(Data about app and page elements)
*** Block opens ***

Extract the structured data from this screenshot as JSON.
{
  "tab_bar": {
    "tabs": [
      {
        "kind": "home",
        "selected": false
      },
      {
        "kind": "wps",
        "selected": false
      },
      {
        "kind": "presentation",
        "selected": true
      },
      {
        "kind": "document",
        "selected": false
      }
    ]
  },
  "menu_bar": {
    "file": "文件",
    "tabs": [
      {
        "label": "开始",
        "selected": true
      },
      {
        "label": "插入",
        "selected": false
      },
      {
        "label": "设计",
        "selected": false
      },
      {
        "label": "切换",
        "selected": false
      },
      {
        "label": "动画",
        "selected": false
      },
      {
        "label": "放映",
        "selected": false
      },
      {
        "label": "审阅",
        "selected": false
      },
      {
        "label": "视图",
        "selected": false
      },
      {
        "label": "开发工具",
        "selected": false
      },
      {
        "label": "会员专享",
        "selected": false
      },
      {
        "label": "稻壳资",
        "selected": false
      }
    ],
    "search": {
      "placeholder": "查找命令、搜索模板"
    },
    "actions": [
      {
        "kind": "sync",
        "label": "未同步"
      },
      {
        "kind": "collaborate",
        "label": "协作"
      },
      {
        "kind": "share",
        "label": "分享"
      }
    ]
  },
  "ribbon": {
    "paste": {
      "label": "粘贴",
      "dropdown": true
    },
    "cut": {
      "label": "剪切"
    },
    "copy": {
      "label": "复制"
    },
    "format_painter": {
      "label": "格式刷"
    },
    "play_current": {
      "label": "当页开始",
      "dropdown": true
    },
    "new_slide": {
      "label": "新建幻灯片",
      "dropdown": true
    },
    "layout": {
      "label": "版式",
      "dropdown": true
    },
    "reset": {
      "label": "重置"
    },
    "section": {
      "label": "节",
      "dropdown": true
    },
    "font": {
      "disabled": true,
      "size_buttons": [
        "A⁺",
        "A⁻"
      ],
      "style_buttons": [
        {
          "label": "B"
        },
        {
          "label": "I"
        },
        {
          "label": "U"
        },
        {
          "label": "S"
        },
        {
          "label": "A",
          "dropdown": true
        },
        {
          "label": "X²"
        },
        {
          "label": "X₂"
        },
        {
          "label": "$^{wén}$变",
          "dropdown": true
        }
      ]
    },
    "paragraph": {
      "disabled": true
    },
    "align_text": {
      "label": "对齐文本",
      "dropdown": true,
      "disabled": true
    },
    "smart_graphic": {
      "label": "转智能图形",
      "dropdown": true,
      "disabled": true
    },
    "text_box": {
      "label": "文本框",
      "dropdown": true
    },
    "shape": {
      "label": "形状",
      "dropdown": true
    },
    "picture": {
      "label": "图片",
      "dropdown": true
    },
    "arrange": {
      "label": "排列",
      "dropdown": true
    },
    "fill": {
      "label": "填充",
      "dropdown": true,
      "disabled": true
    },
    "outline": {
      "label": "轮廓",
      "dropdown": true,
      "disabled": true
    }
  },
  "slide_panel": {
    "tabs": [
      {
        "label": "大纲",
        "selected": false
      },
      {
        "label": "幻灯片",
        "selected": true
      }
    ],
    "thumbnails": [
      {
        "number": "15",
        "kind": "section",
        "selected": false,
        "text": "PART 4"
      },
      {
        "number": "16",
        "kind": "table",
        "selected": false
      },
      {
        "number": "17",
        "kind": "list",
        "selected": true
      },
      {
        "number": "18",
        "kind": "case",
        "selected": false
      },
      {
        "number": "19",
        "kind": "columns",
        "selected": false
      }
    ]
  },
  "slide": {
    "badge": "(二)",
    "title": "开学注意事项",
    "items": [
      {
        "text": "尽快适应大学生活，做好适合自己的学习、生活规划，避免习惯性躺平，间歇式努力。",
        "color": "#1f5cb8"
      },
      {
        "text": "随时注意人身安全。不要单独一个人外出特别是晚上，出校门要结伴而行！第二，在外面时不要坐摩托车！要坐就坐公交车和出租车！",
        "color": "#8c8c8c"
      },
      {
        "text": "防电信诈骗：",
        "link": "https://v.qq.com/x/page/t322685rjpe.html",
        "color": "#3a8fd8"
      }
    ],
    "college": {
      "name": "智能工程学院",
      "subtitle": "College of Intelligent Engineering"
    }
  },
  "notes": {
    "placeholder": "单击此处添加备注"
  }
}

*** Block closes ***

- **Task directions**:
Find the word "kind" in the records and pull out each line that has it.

- **Result of the task**:
        "kind": "home",
        "kind": "wps",
        "kind": "presentation",
        "kind": "document",
        "kind": "sync",
        "kind": "collaborate",
        "kind": "share",
        "kind": "section",
        "kind": "table",
        "kind": "list",
        "kind": "case",
        "kind": "columns",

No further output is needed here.